▶ WHAT YOU ARE ASKED TO DO: Check every line below for the string "this", and copy the lines that contain it.

(Excerpts from an interface dataset)

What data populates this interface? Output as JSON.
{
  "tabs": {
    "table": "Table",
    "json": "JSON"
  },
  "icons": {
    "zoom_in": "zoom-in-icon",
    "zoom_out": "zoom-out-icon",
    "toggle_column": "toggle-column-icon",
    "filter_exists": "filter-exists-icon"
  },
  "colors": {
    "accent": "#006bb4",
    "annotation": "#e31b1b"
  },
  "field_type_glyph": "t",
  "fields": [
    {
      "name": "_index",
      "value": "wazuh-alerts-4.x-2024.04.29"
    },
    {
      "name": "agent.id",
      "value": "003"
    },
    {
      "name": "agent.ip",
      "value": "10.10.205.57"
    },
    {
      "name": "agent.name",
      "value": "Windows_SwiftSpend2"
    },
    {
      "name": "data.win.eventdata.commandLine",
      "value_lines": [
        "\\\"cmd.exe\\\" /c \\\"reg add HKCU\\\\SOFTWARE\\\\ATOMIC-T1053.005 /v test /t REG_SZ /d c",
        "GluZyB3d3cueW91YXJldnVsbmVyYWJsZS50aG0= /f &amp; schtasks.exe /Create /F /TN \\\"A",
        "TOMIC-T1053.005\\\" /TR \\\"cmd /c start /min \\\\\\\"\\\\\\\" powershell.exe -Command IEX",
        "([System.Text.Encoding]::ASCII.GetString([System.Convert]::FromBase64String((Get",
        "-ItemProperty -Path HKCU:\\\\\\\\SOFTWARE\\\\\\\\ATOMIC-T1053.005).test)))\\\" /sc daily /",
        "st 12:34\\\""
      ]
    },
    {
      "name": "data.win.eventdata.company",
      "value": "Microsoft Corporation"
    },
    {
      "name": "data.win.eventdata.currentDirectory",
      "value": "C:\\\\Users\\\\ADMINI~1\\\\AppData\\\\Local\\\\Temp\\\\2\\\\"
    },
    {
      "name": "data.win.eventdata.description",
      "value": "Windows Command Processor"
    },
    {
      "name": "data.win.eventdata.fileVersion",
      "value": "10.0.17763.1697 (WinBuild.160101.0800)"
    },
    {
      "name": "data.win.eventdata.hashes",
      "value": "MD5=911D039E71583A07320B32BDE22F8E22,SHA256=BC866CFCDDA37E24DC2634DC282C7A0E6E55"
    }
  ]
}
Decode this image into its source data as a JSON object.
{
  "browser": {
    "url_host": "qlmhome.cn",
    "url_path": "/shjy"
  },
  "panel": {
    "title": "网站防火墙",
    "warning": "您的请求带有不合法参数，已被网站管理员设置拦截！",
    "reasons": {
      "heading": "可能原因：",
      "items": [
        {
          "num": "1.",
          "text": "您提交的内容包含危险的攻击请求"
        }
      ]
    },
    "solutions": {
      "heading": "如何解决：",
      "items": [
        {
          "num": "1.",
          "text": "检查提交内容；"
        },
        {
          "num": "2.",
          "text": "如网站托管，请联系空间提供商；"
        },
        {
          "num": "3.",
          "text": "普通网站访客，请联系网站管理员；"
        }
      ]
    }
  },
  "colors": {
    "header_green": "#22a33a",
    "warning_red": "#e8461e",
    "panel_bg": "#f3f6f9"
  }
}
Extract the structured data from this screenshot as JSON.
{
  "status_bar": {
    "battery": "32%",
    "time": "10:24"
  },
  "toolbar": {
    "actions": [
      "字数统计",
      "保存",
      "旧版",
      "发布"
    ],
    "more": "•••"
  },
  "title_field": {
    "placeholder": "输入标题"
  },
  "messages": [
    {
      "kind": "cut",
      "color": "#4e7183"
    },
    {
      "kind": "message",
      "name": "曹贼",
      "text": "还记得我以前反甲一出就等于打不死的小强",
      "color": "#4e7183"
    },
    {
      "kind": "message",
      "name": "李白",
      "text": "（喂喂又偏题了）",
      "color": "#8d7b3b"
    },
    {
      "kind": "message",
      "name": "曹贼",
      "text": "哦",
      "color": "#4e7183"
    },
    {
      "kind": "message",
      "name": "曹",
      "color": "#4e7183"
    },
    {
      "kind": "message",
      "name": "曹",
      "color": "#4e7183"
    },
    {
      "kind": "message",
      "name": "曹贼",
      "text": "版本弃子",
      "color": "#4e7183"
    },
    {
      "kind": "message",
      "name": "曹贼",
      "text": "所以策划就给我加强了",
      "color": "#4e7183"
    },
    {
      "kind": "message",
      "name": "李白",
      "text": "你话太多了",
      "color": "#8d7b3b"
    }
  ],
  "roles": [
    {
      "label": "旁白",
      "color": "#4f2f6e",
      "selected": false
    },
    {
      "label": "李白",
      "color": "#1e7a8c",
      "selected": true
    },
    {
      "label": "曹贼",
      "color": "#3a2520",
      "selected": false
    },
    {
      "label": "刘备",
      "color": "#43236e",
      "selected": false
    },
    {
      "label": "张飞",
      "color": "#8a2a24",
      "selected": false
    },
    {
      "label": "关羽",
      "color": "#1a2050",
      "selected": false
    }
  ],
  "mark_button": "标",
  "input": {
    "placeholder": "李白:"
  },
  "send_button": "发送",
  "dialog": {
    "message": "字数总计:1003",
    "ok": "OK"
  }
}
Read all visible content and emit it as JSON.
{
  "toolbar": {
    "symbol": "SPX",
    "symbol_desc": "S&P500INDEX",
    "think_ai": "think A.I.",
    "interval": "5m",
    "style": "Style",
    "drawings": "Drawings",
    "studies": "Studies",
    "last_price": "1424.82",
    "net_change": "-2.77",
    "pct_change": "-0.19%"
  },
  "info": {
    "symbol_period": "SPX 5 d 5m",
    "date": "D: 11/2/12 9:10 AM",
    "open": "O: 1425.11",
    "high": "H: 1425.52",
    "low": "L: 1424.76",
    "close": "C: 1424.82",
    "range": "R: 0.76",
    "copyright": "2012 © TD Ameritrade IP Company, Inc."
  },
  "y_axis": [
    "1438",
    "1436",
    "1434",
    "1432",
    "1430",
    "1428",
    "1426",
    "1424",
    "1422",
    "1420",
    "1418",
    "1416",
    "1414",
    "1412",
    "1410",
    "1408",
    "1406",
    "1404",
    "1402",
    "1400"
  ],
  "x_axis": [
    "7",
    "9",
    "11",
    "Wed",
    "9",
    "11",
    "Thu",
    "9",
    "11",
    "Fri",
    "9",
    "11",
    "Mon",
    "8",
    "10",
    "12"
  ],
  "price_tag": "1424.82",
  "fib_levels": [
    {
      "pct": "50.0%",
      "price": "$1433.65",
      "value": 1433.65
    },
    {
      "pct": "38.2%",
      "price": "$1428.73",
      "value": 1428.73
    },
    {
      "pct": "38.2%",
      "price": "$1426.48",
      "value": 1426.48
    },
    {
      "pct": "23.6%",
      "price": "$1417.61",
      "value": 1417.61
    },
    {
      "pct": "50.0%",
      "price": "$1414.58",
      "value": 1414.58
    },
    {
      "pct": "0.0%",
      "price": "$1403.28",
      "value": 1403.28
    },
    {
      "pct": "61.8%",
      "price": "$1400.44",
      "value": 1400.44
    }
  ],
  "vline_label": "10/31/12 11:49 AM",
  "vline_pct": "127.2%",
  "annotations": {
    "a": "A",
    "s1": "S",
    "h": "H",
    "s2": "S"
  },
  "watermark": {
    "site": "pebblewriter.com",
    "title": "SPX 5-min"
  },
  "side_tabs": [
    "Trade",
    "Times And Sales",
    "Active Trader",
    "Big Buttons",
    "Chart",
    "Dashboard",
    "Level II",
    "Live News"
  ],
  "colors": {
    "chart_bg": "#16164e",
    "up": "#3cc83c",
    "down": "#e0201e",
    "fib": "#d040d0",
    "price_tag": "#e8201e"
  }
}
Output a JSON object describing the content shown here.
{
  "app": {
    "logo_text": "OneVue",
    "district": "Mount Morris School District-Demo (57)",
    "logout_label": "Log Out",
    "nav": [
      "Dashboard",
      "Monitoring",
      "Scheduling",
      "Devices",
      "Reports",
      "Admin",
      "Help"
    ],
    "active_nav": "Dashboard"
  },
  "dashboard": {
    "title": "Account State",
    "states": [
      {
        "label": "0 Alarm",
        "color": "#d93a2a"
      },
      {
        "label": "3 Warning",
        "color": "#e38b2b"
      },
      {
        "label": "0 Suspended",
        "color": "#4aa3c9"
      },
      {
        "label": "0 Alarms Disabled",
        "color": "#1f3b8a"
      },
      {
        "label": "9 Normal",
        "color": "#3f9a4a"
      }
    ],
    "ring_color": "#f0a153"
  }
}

▶ EXERCISE RESULT:
What data populates this interface? Output as JSON.
Decode this image into its source data as a JSON object.
Extract the structured data from this screenshot as JSON.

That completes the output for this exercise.